:: TASK DETAILS ::
Determine how many lines in the following listing include "screenshot". Respond with that number only.

:: GIVEN INFORMATION ::

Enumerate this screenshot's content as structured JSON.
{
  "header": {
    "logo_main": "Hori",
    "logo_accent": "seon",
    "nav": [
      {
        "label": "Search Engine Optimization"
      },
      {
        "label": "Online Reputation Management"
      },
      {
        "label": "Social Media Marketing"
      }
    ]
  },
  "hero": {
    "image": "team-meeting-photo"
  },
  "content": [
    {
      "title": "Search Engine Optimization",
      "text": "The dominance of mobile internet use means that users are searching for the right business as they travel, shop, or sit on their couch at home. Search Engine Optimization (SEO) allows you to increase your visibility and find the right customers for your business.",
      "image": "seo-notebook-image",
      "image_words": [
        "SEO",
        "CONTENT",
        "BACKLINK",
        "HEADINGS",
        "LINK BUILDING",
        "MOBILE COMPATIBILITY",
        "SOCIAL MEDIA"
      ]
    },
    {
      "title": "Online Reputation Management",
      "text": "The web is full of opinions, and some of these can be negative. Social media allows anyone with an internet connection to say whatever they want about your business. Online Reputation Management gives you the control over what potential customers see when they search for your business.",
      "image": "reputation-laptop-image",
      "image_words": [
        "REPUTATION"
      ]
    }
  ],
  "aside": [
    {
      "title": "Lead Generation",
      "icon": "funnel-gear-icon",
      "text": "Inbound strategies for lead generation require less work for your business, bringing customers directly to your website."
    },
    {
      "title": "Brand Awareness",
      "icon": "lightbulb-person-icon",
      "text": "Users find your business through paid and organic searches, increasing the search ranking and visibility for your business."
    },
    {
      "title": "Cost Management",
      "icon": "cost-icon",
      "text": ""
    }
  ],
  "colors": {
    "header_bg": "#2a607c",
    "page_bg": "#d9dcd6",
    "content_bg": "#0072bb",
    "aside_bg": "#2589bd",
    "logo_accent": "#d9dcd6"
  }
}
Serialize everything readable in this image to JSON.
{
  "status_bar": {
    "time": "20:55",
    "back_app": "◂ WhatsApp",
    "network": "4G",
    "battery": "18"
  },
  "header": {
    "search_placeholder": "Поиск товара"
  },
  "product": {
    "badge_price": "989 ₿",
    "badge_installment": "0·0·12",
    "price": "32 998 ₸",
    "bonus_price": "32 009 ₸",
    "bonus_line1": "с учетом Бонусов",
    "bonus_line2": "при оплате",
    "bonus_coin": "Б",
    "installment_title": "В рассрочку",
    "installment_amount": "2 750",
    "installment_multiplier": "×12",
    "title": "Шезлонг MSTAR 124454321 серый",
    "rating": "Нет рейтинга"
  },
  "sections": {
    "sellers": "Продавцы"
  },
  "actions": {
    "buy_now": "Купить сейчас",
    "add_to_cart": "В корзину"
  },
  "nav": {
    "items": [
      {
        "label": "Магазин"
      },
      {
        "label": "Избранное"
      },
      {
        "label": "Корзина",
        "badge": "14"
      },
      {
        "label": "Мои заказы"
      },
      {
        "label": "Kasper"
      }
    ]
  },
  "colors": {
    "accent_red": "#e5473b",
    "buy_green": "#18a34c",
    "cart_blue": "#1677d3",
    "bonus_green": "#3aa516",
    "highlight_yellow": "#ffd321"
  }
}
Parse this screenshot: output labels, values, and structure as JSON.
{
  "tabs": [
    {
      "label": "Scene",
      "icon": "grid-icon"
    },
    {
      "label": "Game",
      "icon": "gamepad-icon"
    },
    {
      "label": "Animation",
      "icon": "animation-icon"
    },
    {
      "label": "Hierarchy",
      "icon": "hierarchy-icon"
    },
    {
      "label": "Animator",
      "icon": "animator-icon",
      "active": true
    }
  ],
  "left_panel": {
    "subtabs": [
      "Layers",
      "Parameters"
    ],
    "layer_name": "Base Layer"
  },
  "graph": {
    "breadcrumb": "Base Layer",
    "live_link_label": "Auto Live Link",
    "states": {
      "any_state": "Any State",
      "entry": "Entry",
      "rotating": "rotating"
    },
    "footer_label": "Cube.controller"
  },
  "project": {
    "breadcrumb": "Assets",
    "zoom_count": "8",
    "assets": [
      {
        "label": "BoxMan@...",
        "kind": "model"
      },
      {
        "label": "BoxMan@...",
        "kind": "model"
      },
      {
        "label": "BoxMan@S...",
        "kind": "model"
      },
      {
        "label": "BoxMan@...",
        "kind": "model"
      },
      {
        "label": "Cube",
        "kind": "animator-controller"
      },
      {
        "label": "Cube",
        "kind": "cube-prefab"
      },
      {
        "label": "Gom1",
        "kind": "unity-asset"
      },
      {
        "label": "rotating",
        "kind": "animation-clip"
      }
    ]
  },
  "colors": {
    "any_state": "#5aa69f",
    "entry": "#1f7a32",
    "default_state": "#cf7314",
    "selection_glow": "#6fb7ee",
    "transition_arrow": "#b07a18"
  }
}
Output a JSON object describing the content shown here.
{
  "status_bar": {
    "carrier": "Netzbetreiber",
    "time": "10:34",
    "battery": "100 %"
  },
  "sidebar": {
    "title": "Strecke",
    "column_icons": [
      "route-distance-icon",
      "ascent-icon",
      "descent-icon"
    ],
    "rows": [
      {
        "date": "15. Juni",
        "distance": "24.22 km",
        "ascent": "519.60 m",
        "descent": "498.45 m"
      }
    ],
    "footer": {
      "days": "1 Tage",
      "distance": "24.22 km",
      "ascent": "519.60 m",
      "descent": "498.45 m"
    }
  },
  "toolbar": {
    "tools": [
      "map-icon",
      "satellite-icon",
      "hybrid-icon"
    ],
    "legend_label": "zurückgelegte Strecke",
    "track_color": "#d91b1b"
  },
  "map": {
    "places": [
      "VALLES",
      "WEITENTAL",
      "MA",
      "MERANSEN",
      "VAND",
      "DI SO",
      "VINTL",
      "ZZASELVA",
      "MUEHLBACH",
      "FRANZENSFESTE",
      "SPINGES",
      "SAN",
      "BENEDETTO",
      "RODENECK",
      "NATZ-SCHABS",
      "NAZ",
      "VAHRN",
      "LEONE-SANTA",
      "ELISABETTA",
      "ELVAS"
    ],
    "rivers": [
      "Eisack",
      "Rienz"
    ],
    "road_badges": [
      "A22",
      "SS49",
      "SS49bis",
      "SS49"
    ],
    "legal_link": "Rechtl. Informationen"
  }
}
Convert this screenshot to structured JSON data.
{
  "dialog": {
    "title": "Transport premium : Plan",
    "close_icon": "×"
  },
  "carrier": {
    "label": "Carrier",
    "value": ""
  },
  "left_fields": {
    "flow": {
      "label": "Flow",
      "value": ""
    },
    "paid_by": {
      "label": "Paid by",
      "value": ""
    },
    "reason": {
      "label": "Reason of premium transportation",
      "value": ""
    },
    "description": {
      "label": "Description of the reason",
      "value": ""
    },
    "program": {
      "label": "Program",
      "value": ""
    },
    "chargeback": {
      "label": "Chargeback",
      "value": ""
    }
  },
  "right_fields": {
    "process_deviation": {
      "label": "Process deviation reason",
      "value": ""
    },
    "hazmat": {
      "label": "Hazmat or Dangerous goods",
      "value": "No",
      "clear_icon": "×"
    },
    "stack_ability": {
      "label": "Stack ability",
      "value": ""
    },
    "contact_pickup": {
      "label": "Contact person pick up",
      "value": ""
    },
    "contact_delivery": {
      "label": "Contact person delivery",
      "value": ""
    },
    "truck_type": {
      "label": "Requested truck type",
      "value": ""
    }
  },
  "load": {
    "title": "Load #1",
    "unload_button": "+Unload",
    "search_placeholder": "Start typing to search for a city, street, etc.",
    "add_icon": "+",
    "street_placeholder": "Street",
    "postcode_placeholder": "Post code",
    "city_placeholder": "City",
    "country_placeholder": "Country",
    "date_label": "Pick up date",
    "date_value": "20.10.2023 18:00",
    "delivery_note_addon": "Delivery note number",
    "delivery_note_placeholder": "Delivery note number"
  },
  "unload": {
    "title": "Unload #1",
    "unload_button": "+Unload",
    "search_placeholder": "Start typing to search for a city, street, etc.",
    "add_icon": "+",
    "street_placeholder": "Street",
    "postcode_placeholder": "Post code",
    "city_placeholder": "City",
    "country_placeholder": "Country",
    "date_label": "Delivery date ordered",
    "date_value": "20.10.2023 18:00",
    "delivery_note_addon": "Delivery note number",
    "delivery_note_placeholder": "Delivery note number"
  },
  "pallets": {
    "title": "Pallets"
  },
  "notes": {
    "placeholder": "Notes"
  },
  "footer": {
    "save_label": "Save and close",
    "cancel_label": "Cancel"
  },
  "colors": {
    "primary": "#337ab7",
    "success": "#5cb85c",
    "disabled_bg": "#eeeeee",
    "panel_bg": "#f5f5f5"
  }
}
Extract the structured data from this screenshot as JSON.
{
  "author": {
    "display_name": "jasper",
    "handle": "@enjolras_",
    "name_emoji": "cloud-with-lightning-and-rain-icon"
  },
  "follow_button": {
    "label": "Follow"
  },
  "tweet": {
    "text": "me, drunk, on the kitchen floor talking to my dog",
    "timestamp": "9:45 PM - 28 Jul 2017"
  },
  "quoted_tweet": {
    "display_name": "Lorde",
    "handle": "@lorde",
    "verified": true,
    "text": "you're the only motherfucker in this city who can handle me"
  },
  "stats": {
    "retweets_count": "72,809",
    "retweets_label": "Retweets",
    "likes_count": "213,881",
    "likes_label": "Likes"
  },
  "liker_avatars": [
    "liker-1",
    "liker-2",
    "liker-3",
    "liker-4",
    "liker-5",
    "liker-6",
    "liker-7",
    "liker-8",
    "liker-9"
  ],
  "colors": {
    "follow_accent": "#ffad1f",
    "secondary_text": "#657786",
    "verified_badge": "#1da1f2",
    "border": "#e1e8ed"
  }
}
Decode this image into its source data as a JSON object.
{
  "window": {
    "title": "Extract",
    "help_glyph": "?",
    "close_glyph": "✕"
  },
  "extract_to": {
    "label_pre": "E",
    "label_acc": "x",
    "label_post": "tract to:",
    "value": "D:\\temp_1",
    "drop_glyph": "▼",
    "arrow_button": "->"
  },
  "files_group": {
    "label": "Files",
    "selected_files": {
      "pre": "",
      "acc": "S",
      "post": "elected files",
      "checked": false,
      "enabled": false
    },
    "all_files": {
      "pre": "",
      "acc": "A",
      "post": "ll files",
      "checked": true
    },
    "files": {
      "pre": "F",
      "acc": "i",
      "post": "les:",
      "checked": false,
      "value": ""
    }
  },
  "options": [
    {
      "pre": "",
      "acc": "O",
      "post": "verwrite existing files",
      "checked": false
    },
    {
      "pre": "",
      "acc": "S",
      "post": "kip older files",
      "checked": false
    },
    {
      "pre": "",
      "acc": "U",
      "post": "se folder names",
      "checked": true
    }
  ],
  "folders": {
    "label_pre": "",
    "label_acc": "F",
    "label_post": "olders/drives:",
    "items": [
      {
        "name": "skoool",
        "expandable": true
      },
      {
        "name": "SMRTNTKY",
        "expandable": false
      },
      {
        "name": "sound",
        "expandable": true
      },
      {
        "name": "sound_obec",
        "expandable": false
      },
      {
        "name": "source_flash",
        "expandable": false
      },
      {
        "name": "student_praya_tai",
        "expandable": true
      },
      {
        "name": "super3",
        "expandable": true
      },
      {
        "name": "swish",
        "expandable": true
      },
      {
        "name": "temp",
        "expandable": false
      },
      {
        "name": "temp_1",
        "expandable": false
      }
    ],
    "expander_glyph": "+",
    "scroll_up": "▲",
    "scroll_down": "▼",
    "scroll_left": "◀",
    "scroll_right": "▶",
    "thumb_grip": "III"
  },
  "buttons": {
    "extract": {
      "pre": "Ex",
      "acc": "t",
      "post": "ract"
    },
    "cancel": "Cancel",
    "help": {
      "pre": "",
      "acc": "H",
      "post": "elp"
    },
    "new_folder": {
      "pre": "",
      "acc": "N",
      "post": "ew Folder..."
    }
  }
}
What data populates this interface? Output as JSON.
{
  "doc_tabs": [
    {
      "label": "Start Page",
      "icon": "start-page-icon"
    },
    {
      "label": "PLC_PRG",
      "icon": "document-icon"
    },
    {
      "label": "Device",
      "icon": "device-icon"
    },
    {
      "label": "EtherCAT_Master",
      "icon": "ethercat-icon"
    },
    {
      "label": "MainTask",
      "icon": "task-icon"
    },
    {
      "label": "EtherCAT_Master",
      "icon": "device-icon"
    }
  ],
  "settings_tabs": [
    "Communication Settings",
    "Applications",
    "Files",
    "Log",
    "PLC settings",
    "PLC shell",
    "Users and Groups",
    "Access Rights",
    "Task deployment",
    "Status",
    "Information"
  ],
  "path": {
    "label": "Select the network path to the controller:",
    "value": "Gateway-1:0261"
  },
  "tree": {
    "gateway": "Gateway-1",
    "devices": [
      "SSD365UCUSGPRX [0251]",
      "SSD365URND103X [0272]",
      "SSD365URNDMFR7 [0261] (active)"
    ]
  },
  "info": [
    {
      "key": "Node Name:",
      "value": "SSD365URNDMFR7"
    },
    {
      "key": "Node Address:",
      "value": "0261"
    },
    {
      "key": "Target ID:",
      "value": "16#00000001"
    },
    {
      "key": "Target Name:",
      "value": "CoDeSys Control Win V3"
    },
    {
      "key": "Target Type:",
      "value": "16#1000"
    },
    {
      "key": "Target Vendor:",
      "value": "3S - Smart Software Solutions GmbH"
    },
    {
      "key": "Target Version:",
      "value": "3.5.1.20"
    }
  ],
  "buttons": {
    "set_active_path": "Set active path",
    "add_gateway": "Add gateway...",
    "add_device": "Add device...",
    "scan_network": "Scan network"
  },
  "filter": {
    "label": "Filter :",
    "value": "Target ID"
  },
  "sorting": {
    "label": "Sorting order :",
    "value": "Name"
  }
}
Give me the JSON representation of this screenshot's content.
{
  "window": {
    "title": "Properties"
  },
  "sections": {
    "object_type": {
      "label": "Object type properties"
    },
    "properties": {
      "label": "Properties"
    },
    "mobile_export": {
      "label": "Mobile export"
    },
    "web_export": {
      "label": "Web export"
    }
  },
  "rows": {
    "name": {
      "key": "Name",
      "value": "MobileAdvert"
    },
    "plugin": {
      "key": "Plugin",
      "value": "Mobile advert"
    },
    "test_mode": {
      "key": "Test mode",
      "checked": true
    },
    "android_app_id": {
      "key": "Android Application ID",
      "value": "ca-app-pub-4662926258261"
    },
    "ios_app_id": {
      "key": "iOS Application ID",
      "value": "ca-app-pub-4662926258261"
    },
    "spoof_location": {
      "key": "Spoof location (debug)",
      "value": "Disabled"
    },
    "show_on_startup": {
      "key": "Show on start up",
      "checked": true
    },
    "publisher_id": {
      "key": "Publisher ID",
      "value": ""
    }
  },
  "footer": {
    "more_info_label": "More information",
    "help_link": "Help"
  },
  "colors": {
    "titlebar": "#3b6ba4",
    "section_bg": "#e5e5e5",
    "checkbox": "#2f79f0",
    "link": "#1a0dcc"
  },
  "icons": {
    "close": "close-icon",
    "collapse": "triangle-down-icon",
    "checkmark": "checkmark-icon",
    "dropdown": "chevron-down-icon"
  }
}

:: SOLUTION FOR THIS PROBLEM ::
5